Task details:
When a line in the material contains the word "updated", copy it.

┄┄┄┄┄┄┄┄┄┄

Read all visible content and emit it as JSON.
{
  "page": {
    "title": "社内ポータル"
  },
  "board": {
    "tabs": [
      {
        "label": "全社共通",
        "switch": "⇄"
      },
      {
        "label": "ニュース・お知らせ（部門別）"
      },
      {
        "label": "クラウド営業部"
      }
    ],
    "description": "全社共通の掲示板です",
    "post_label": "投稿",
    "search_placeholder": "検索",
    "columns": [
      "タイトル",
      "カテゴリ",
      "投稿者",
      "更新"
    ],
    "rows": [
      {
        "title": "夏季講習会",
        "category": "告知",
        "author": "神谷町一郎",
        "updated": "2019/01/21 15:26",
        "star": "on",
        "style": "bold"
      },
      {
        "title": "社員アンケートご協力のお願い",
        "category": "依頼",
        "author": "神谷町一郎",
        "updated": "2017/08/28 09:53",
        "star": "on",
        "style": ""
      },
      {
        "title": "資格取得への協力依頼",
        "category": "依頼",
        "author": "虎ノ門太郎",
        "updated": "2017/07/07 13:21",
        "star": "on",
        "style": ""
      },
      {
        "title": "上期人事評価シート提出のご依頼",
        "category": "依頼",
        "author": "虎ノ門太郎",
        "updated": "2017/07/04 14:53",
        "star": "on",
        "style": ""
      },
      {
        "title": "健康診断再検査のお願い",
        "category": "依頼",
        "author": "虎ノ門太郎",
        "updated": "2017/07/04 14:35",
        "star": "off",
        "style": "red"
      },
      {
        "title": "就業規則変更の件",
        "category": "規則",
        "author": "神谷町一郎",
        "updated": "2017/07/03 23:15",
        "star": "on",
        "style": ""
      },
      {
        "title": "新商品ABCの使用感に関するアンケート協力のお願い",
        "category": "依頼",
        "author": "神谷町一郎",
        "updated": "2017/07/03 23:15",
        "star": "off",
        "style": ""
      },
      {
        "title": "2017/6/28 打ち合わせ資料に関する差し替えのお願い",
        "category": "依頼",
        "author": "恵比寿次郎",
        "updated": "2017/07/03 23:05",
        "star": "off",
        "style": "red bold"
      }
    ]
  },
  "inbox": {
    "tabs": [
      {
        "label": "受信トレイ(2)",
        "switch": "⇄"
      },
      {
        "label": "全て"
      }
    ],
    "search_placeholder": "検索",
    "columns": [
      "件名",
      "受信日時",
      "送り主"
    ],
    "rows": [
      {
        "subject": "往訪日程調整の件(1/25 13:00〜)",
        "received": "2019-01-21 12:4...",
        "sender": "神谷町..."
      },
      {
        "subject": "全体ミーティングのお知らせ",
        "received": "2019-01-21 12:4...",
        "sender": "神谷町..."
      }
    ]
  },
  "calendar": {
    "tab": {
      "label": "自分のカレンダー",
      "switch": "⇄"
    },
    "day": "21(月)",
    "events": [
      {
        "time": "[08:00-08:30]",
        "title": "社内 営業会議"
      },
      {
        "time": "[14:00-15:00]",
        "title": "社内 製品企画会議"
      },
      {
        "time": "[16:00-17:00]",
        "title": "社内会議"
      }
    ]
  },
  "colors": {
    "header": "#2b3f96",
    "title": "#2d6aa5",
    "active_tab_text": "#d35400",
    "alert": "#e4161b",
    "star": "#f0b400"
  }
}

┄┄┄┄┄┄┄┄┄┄

Completed exercise:
        "updated": "2019/01/21 15:26",
        "updated": "2017/08/28 09:53",
        "updated": "2017/07/07 13:21",
        "updated": "2017/07/04 14:53",
        "updated": "2017/07/04 14:35",
        "updated": "2017/07/03 23:15",
        "updated": "2017/07/03 23:15",
        "updated": "2017/07/03 23:05",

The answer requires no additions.